JACK CAFFERTY, CNN ANCHOR: Wolf, the question this hour: "Is it becoming too late now for the rest of the world to help the opposition forces in Libya?"

Lauren in Chicago writes, "Yes, everybody talks about the U.S. and its failures of judgment in its interventions. But here was an instance when the world could have stepped up to rid ourselves of a brutal dictator, and everyone blinked."
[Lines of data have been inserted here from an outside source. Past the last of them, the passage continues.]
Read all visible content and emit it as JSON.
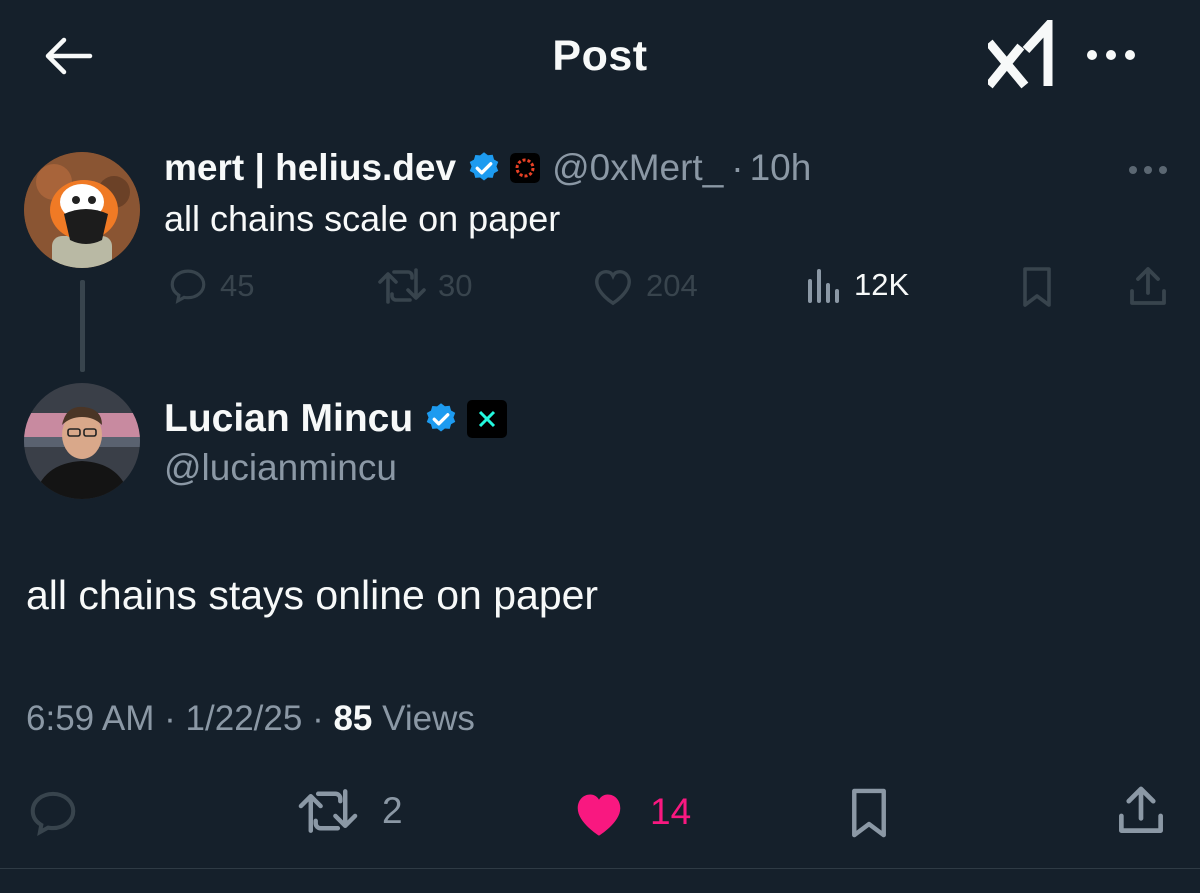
{
  "header": {
    "title": "Post"
  },
  "parent_post": {
    "display_name": "mert | helius.dev",
    "handle": "@0xMert_",
    "separator": "·",
    "time_ago": "10h",
    "text": "all chains scale on paper",
    "stats": {
      "replies": "45",
      "reposts": "30",
      "likes": "204",
      "views": "12K"
    }
  },
  "main_post": {
    "display_name": "Lucian Mincu",
    "handle": "@lucianmincu",
    "text": "all chains stays online on paper",
    "time": "6:59 AM",
    "date": "1/22/25",
    "separator": "·",
    "views_count": "85",
    "views_label": "Views",
    "stats": {
      "reposts": "2",
      "likes": "14"
    }
  },
  "colors": {
    "background": "#15202b",
    "text_primary": "#f7f9f9",
    "text_secondary": "#8b98a5",
    "icon_muted": "#38444d",
    "verified": "#1d9bf0",
    "like_active": "#f91880"
  },
  "icons": {
    "back": "arrow-left-icon",
    "grok": "grok-icon",
    "more": "more-dots-icon",
    "reply": "reply-icon",
    "repost": "repost-icon",
    "like": "heart-icon",
    "views": "views-icon",
    "bookmark": "bookmark-icon",
    "share": "share-icon",
    "verified": "verified-badge-icon"
  }
}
Chandler in New Jersey: "The Libyan loyalists obviously have enough firepower to defeat the untrained, disorganized rebels, with or without a no-fly zone. The rebel leaders ought to publicly ask the Egyptian army to intervene with the goal of forging a democratic federation of Egypt, Libya, and perhaps Tunisia. There is time for an Arab solution to an Arab problem." Bob writes, "With all the huffing and puffing, it seems the U.N. and the west will move only after TV shows 500,000 Libyans massacred and the streets soaked with blood. They could have paralyzed this thug's air force, communications and razed his military bases to rubble by now. No justification for the statements. That means nothing to those who are facing the bomb."

Bobby writes, "Give the U.S. Navy 30 minutes, punch some holes in the military runways and a few shots to destroy Gadhafi's helicopters. Then the playing field is leveled and the opposition has a chance."

Michael writes, "If the Arab League wants a no-fly zone in Libya and wants the U.N. Security Council to enforce it. That means us, the United States. How about this? If the Arab League wants it, let the U.N. Security Council charge the Arab League to enforce it."

Dave in Virginia writes, "I don't know. A terrible situation, but once again, the world is waiting for the United States to intervene and if we do, we'll immediately be criticized for it. Some days I think we ought to become the grouchy old guy in the neighborhood: keep to ourselves and put up 'Keep Off the Grass' signs everywhere."

Jerry writes, "I don't think it's too late, Jack, do you? Let's talk about it for a while."

If you want to read more, go to the blog: -- Wolf.

BLITZER: All right, Jack. Thanks very much. See you back here tomorrow.

That's it for me. Thanks very much for watching. I'm Wolf Blitzer in THE SITUATION ROOM. Thanks to Isha Sesay from CNN International, as well.

Isha, we'll see you back here tomorrow.

For our international viewers, "WORD NEWS" is next. In the United States, "JOHN KING USA" starts right now.